The court’s Public Information Office said people began lining up for spectator seats from 6 p.m. on Tuesday and waited overnight. More than 80 reporters had sought seats.
The court has changed since 2003. Justice Sandra Day O’Connor, who wrote the University of Michigan decision, retired in 2006 and has been replaced by the more conservative Alito. O’Connor watched the arguments in the courtroom on Wednesday.
SECURING RACIAL DIVERSITY ON CAMPUS
The University of Texas fills most of its entering class of freshmen using a policy that grants automatic admission to in-state students in the top 10 percent of their high school class. For the remaining slots it considers an applicant’s race as one of many factors to improve diversity.
Fisher’s claim rests on the legal argument that, under the Equal Protection Clause, universities can use race only if there is no other way to improve diversity. Fisher argues that the top 10 percent law is sufficient for boosting racial diversity.
The 5th U.S. Circuit Court of Appeals rejected her challenge, based on the Supreme Court’s 2003 ruling.
Some of the justices suggested that because Texas considers an applicant’s race for only part of its student body, the Texas program would easily pass the standard set forth in the 2003 case. Ginsburg described the University of Texas’ use of race as “more modest” than the admissions policy in the Michigan case.
“If it’s so few, then what’s the problem?” asked Kennedy, referring to the number of slots the school fills using the race-conscious admissions policy.
But the fact that the gains from the race-based part of the process are so small, compared with the top 10 percent plan, could lead the court to conclude that the university does not need to rely on race at all.
Alito asked Garre how the university’s use of race could “possibly do more than a tiny, tiny amount to increase classroom diversity.”
The hundreds of demonstrators who gathered outside the courthouse on Wednesday overwhelmingly favored keeping the university policy intact. They carried signs saying: “Diversity works,” “Out of many, one America” and “Expand Opportunity.”
Cortney Sanders, a third-year student at the University of Texas and an African American, said: “The University of Texas used to be a school of exclusion, now it is promoting a policy of inclusion … We are many people, but we are one America.”

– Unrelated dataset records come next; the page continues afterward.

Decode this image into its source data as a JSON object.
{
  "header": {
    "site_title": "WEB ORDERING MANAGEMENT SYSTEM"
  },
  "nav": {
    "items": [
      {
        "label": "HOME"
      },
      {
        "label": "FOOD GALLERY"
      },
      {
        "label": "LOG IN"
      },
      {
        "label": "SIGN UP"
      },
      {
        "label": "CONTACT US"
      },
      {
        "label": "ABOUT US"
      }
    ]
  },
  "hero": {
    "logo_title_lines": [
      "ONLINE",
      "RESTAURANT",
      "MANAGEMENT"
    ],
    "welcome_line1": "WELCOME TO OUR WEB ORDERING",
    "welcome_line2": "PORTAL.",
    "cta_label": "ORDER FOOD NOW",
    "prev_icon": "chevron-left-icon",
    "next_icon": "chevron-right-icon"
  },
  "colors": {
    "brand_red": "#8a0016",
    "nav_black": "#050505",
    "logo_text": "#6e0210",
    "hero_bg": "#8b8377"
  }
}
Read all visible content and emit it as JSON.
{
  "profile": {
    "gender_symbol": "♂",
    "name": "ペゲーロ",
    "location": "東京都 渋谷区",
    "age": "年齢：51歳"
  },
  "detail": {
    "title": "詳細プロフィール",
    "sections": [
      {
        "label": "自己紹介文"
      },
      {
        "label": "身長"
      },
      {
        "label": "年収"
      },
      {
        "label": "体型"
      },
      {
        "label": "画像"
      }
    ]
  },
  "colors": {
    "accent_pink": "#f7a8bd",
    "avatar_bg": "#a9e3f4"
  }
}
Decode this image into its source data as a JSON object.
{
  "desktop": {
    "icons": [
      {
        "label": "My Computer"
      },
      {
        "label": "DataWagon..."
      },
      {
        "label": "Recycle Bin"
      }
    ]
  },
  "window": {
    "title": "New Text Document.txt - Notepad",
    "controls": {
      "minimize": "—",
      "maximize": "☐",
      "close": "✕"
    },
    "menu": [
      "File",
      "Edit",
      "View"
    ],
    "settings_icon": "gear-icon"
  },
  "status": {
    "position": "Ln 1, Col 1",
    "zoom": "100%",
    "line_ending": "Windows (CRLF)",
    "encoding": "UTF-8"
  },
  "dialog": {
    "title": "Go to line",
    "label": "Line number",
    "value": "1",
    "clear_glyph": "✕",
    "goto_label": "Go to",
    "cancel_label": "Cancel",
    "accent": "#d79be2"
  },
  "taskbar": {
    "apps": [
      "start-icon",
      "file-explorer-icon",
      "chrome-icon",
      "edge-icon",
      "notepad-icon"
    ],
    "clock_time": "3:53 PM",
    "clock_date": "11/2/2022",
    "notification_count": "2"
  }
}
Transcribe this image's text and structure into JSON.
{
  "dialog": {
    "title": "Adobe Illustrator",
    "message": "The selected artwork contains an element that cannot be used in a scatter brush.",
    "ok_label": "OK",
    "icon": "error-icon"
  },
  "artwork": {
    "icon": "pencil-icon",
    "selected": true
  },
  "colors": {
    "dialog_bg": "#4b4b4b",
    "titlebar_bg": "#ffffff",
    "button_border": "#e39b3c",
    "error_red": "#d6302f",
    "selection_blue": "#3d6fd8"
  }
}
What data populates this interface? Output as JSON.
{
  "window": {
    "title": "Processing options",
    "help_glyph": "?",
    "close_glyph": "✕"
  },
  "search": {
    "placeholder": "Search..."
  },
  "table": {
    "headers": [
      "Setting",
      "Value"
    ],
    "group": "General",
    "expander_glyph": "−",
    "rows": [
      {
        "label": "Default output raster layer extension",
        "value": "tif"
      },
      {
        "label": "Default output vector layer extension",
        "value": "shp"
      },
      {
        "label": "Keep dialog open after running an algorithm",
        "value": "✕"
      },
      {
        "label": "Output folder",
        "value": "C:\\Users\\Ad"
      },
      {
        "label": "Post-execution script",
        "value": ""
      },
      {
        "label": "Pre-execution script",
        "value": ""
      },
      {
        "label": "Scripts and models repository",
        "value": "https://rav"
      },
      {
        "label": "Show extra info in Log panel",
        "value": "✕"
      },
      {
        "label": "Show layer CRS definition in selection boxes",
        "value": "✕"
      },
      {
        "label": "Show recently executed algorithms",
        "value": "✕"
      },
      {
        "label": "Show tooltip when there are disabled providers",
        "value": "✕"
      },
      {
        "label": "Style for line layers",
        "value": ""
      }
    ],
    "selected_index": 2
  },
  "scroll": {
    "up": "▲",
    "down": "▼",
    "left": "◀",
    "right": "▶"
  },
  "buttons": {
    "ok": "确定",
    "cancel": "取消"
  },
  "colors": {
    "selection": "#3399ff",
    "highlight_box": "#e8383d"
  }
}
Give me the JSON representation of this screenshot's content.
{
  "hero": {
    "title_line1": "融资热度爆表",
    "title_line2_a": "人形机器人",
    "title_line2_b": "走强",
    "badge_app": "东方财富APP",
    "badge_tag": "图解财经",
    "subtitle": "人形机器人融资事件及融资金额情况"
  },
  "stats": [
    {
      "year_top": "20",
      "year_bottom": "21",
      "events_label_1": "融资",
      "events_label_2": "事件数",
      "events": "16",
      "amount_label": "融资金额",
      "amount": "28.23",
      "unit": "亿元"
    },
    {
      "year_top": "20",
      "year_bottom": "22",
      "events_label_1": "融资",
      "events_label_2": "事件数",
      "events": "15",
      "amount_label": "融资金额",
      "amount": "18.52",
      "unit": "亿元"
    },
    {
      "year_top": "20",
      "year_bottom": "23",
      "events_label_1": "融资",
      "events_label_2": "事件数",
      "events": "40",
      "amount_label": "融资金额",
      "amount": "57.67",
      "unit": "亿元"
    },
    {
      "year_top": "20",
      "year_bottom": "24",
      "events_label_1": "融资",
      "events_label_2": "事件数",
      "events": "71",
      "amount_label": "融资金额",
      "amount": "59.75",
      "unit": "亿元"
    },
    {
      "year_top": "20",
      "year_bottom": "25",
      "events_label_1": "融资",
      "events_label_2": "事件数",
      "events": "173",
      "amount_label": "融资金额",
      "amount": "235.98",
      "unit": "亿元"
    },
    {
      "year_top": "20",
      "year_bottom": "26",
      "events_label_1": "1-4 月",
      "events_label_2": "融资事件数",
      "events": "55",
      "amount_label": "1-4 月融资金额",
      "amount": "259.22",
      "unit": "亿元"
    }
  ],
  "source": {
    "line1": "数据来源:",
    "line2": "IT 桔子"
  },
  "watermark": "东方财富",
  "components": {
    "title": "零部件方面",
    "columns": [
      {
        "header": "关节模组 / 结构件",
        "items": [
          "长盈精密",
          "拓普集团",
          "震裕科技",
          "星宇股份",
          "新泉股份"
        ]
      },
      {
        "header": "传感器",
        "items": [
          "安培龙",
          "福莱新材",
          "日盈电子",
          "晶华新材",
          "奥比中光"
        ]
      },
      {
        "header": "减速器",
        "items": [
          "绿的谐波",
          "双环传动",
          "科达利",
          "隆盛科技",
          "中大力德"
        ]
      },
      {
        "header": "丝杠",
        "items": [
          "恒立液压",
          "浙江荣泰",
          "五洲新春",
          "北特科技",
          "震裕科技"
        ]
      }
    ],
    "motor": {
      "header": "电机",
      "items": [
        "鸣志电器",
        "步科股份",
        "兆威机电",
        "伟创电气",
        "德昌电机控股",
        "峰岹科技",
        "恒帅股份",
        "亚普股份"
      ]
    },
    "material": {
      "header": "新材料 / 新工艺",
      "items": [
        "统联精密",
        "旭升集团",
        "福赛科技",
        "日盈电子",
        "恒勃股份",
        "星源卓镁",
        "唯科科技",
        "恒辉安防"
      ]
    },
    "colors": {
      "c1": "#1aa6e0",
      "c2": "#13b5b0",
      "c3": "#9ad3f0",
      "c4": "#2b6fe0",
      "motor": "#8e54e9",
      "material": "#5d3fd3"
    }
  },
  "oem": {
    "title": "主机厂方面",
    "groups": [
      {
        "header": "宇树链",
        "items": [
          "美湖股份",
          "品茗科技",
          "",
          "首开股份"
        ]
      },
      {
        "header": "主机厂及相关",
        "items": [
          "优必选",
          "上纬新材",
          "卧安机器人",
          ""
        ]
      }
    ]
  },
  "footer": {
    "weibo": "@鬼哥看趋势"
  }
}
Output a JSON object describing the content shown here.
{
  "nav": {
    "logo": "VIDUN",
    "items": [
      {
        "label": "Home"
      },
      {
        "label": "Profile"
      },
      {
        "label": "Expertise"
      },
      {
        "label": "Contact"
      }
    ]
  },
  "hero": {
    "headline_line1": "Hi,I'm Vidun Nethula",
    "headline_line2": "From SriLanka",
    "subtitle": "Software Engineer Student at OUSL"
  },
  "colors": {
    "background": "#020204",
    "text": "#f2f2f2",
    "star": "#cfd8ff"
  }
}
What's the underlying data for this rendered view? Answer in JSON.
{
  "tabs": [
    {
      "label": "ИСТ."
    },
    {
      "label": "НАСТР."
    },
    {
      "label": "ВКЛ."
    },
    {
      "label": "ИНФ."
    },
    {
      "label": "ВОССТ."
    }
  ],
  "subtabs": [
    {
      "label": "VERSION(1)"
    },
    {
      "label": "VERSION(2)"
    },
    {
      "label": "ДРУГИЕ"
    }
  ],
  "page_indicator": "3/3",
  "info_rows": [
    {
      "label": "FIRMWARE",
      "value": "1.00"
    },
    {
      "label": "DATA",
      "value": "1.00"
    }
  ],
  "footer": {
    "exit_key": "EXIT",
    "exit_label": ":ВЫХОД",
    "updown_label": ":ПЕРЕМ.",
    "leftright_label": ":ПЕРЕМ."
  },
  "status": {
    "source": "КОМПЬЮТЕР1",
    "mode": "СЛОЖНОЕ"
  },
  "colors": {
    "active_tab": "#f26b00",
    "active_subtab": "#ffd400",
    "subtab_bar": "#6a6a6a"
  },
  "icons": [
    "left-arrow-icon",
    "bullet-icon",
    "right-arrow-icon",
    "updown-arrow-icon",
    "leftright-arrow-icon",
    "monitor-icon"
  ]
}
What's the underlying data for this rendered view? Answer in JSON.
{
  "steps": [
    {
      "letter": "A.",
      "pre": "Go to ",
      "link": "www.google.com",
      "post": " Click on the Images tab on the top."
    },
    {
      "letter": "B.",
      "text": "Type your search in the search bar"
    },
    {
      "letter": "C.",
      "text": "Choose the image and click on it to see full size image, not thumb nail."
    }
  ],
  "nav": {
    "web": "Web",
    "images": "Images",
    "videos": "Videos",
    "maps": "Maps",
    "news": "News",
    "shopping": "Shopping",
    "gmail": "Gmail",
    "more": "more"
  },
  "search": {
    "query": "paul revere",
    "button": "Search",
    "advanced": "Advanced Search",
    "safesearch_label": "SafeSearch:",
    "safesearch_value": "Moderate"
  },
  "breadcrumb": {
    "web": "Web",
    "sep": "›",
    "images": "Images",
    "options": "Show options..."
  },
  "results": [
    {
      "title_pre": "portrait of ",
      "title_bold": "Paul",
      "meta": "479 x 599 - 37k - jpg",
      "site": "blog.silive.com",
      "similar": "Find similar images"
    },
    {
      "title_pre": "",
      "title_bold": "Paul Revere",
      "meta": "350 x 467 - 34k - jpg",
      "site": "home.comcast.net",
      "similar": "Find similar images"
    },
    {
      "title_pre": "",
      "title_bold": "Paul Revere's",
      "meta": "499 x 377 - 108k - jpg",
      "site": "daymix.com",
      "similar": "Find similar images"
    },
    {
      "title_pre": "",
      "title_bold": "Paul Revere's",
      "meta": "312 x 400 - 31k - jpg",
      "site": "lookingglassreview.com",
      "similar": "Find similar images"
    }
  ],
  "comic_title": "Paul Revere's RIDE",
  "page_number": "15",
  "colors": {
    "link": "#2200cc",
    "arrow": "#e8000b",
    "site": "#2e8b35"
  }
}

Only eight justices heard the oral arguments. Justice Elena Kagan, an Obama appointee who would be expected to endorse affirmative action, did not participate. Although she did not specify why she recused herself, she could well have worked on the case in her previous job as U.S. solicitor general.
A 4-4 tie would affirm the lower court decision in favor of Texas. If a majority rejects the Texas program, the overriding question is how broadly it will rule. It could reject only the Texas program or rule that universities can no longer consider race in choosing their students.
The court is expected to issue a decision before the term ends in June.